She was not alone in her confusion. Even a Yale post-postdoc would be daunted by the task of transforming the most confused of those seeking Lewis’ advice. They owned orthopedic shoes, ill-fitting suit jackets roomy enough for two and shudder cable-knit twinsets. The mere mention of the term “business casual” might plunge them into a panic.

“I mean, can you or can’t you wear jeans?” asked Michael Giannetto GRD ’16, as he emerged from the dressing room of Raggs, dapper in a crisp black suit and shined leather shoes.

It was a job for a professional — and Tracy Bonosconi, owner of Tracy b., stepped up to the plate. She laid down some indisputable ground rules: just say no to “hospital” green and “Halloween” orange.

I subtly loosened the scarf draped around my neck, which so happened to be said shade of pumpkin. Quelle horreur — I was one of them? The sales associate looked me up and down. “I like your glasses,” she said of my oversized cheetah-print frames, as if they were the single redeeming quality of my outfit, a lonely cry for help. She kindly insisted that I sign up for their raffle, even though I wasn’t a grad student. Regardless, it seemed that my case was desperate that I could use an all-expense-paid wardrobe makeover a la TLC’s “What Not to Wear.”

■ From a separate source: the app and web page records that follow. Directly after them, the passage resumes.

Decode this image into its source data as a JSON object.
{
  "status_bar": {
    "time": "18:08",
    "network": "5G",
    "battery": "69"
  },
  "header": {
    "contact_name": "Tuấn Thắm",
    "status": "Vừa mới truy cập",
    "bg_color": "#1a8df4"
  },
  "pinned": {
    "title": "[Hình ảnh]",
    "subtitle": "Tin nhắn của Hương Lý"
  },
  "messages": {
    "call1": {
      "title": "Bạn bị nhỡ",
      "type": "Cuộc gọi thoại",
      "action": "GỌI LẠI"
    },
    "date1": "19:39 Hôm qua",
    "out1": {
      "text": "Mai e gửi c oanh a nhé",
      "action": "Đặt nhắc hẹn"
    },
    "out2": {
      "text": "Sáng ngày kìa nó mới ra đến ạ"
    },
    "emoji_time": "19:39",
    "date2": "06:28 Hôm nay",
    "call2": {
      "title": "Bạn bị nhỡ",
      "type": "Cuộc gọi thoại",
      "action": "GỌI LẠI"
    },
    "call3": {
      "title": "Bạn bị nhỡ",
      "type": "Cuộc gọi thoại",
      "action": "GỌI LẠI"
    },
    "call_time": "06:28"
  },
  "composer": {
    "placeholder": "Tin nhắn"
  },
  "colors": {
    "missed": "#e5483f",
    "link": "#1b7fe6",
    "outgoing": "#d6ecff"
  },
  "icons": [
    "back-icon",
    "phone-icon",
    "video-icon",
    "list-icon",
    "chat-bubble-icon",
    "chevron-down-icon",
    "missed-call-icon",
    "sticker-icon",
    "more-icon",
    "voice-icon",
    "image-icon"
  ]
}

The sales associates gushed about Katharine Hepburn, little-known designers and the merits of cufflinks, tossing around terms like “statement pieces,” “minimalism” and “wearability” (is that a word?). It’s a parlance particular to commercial retail. I am by no means fluent, though I have watched enough seasons of “Project Runway” to place into at least L3.

But while it’s easy to follow those by-the-book maxims, store owners said the best professional wardrobes reflect personal style. Lewis told me her favorite workwear items are ankle-length cigarette slacks paired with a unique heel. Alark Saxena GRD ’13 has a penchant for pop-color ties. Kristin Graves GRD ’14 likes vintage items, but calls herself “a bit of a brand whore.”

Perhaps some things can’t be taught.